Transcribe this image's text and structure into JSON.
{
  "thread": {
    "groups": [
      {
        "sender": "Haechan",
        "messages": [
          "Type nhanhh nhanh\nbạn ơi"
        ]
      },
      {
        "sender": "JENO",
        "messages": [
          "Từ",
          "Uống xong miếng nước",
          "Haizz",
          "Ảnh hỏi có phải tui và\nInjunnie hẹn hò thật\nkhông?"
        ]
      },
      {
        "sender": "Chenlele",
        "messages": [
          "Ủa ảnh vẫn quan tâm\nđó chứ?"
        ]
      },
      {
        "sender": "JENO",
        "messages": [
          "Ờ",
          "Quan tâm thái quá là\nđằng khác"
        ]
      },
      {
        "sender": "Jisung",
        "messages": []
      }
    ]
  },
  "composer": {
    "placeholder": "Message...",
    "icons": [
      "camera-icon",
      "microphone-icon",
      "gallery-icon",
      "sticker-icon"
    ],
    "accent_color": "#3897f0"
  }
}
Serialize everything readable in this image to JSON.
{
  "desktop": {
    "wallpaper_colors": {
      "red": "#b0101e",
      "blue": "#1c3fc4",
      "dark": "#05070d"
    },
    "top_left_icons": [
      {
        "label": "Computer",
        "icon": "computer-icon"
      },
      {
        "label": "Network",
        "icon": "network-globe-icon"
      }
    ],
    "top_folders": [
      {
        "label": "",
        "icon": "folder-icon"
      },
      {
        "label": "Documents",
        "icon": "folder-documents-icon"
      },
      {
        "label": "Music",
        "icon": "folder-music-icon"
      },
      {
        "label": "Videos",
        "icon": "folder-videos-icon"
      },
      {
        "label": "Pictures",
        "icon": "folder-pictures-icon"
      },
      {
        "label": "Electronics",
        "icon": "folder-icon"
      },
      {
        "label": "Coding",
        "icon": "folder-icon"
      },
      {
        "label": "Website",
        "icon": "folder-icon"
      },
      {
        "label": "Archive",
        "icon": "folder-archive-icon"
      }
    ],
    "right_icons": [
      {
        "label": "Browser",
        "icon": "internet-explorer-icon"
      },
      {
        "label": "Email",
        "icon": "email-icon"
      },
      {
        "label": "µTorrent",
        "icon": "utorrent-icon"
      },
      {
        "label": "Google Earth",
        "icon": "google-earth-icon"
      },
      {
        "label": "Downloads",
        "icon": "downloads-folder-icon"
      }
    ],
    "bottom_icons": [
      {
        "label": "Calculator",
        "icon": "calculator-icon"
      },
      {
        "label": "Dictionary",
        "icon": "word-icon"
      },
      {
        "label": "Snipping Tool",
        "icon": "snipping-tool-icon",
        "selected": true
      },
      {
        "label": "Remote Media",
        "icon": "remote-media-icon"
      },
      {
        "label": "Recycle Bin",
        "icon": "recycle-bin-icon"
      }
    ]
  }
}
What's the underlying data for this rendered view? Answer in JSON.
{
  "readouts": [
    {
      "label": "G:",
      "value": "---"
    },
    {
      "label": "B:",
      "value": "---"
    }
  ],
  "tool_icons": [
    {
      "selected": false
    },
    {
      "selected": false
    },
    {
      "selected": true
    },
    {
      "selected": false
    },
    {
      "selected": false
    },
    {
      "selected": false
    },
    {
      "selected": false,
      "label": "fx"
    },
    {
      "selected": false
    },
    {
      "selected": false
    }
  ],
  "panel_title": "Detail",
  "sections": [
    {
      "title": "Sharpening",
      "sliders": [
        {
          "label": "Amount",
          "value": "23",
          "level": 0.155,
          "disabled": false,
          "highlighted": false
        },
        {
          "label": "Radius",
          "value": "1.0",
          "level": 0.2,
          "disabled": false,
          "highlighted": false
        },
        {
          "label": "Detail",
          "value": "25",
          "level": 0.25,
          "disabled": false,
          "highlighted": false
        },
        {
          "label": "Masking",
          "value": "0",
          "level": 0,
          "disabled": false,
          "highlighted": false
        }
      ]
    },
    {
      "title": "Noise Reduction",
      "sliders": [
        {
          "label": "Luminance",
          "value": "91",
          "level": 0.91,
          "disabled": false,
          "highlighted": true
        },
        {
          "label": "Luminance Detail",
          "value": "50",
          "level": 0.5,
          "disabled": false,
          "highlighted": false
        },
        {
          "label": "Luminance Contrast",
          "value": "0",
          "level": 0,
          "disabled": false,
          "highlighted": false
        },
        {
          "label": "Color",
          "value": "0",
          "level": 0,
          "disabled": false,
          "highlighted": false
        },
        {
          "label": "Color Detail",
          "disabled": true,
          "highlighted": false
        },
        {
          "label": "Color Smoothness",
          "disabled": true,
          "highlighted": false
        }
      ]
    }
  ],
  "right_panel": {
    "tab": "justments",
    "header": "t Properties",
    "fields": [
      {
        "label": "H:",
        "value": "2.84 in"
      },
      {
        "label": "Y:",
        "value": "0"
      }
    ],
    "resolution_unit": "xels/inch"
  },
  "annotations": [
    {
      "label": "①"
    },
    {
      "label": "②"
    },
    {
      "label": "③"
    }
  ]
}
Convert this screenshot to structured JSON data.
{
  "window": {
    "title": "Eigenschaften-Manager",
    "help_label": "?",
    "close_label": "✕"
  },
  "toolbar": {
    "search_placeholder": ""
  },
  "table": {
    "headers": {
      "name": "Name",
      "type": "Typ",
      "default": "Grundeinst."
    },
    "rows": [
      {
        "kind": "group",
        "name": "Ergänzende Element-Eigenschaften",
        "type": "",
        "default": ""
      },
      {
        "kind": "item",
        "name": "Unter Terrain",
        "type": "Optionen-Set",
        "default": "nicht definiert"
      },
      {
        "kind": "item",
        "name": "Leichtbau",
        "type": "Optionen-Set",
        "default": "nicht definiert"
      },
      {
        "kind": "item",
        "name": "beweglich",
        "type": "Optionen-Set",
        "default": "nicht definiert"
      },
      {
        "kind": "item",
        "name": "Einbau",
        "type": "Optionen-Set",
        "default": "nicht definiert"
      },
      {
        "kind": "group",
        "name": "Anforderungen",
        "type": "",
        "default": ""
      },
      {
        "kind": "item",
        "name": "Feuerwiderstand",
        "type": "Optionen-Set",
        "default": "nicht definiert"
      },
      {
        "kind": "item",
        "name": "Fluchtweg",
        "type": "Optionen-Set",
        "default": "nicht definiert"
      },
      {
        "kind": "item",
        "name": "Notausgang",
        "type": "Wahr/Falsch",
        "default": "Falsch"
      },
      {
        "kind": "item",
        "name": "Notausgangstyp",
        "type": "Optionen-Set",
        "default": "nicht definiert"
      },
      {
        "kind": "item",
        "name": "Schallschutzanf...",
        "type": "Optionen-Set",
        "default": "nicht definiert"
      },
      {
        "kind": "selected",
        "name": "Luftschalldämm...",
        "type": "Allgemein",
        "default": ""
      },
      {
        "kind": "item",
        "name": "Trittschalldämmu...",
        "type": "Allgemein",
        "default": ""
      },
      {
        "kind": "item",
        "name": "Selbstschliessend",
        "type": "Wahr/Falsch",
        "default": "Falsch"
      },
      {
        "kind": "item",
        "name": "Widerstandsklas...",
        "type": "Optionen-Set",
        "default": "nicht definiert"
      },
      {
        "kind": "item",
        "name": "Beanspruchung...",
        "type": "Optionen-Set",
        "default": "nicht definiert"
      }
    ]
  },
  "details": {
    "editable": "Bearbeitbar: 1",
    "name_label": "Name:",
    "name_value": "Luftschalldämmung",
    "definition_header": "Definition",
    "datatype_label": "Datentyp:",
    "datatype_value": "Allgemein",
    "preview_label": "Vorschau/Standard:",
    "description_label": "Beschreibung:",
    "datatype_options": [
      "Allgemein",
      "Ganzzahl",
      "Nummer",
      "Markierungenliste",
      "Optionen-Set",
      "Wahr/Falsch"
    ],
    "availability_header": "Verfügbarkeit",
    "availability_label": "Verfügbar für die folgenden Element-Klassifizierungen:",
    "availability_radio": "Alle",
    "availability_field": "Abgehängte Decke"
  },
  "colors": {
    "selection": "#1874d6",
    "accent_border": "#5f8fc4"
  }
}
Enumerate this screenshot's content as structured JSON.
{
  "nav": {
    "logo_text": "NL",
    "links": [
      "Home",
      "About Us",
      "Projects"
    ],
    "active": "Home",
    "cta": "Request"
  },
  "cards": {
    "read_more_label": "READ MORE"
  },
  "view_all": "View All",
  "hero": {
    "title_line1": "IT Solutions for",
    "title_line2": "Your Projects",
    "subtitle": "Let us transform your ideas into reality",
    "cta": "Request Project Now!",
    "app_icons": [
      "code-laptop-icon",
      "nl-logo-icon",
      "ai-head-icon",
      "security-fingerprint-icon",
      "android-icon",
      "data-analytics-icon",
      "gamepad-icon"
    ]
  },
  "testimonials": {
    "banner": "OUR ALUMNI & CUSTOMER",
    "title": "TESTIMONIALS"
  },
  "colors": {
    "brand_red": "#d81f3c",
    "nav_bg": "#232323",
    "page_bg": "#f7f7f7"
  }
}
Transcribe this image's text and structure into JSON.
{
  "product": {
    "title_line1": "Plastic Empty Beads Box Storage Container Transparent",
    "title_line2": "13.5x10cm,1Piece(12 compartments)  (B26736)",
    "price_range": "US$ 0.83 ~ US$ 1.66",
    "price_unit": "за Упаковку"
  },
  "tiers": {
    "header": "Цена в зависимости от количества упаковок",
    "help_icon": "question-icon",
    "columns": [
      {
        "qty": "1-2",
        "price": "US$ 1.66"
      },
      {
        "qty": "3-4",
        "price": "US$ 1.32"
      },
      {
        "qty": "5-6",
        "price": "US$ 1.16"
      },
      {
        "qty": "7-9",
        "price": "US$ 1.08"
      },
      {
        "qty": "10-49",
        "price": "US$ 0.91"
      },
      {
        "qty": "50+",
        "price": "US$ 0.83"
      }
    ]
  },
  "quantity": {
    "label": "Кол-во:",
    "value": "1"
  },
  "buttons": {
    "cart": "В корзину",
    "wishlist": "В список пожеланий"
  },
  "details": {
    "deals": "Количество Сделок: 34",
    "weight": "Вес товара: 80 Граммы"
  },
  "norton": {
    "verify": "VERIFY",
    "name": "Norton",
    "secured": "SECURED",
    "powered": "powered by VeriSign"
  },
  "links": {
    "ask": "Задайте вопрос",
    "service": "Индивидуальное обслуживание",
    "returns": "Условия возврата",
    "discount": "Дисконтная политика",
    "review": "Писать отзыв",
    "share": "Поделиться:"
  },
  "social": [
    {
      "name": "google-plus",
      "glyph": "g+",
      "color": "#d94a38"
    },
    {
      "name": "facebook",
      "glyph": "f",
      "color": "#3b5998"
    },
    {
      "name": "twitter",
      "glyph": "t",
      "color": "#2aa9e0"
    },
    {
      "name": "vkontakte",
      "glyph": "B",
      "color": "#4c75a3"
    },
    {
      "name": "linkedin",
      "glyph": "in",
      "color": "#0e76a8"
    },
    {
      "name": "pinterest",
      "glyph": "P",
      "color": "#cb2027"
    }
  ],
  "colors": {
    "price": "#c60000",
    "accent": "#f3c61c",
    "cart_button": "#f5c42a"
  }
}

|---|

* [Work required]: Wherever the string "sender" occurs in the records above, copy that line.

* [Response below]:
        "sender": "Haechan",
        "sender": "JENO",
        "sender": "Chenlele",
        "sender": "JENO",
        "sender": "Jisung",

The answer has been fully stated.